Already, Dr. Lewis says that the data coming back shows that the program is having an impact on refugee health. Over the past six months, the absences for routine healthcare visits, such as vaccines, dropped from an average of 24 percent to 9 percent. 

But its future is uncertain. It is also unclear how the repeal of ACA will affect the possible reimbursement for CHWs, which was planned to be structured through Medicaid. According to Baha Sadr, the Director of Refugee Resettlement and Case Management at Dorcas, there are nine refugee cases for granting residency in Rhode Island that are now suspended because of the ban. “We are one community after all," Sadr says, "and though we may have difference in opinion, we have to be supportive of all of humanity. We, too, want this to be a safe community. Refugees promote safety because they love and cherish the freedom that this country offers them.”




After the initial assessment which revealed his hepatitis B diagnosis, Omar eventually requested a second opinion. He was tested again, but this doctor took the time to sit with him. She didn’t ask for medical records. She told him, “I will explain it to you as simply as possible. To start with, you don’t have Hepatitis B.” Omar was elated. The doctor explained that he had likely been vaccinated against Hepatitis B as a child, but had no record or memory of it.

Teddi Jallow, Omar's wife, joined him two years after he arrived in the United States. Together they founded the Refugee Dream Center in 2015, a post-resettlement agency. Omar described his work at the Refugee Dream Center as similar to the work of Dorcas, including referrals, skill development programs, and cultural orientations. Government support through resettlement agencies ends three to six months after a refugee’s arrival. Although clinics work to provide ongoing primary care, refugees face many barriers when it comes to healthcare access and literacy. Obtaining a driver’s license or using the postal system are difficult tasks. Teddi explained, “[The refugees] are left alone. I went through the same thing too. We just pull what we went through to help others.”

A typical day at the center might have Teddi organizing a clothing drive or preparing for an adult English and health promotion class in the afternoon. Omar has also became certified in trauma-based therapy by the Harvard Program in Refugee Trauma, a multidisciplinary program originally founded at the Harvard School of Public Health. His therapy, his organization, and his consultations with healthcare professionals are inspired by his own experience.
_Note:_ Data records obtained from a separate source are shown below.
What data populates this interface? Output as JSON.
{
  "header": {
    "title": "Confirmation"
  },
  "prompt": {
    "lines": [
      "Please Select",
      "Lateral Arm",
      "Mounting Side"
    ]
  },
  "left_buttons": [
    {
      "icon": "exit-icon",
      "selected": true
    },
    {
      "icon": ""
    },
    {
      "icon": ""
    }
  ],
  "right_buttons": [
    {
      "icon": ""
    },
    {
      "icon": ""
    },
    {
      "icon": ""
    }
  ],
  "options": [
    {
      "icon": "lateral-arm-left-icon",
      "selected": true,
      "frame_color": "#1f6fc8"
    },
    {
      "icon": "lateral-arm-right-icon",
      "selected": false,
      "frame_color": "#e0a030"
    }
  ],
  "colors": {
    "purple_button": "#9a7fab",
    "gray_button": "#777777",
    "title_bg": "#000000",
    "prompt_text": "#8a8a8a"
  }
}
He sees the community health workers program in a similar light. “I wish that when I going through all of this, I could also have had someone with experience with me,” he told me.
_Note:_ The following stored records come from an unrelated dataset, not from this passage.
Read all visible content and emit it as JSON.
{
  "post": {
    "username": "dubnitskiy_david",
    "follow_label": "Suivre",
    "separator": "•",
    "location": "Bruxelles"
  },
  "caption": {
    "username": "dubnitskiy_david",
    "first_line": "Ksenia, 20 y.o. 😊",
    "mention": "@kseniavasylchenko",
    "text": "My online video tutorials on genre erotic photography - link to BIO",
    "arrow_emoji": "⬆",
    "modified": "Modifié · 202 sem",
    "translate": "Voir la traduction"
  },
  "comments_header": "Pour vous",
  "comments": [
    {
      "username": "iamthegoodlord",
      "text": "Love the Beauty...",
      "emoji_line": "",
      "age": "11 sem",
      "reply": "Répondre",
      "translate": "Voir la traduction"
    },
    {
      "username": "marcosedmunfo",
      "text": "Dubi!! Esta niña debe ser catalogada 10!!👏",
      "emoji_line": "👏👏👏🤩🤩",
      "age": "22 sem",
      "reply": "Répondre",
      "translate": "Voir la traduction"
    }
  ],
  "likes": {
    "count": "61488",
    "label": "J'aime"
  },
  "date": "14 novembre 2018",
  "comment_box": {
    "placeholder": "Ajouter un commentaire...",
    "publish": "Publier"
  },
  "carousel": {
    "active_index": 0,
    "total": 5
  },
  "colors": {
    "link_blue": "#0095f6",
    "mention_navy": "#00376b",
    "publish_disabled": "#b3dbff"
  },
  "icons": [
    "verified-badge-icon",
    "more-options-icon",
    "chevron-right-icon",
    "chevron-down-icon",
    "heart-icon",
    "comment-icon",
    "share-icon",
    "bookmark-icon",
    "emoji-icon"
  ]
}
Teddi says that many refugees’ dreams are broken when they first arrive in America. Many cannot speak English, they struggle to find jobs, and must adapt to potentially dangerous living conditions. These difficulties will only get worse in the current political climate. Healthcare is a good place to start helping refugees. The CHW program, she hopes, will offer the support new refugees need to support themselves.

CHWs, Teddi, Omar, everyone at the Refugee Clinic are working to make sure that remains possible. “Maybe we will get there someday,” Teddi finishes, smiling.
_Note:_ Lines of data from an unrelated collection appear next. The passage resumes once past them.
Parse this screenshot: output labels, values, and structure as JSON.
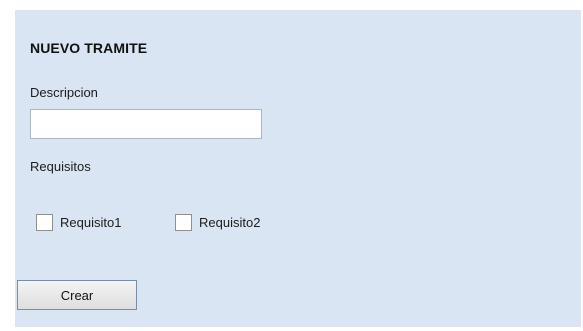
{
  "form": {
    "title": "NUEVO TRAMITE",
    "description_label": "Descripcion",
    "description_value": "",
    "description_placeholder": "",
    "requirements_label": "Requisitos",
    "checkboxes": [
      {
        "label": "Requisito1",
        "checked": false
      },
      {
        "label": "Requisito2",
        "checked": false
      }
    ],
    "create_button": "Crear"
  },
  "colors": {
    "panel_background": "#d9e5f2",
    "page_background": "#ffffff"
  }
}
SAANYA JAIN B’19 urges you to help Omar, Teddi and their partners in all the work they do by donating your time to the Refugee Dream Center by calling 401-300-0544.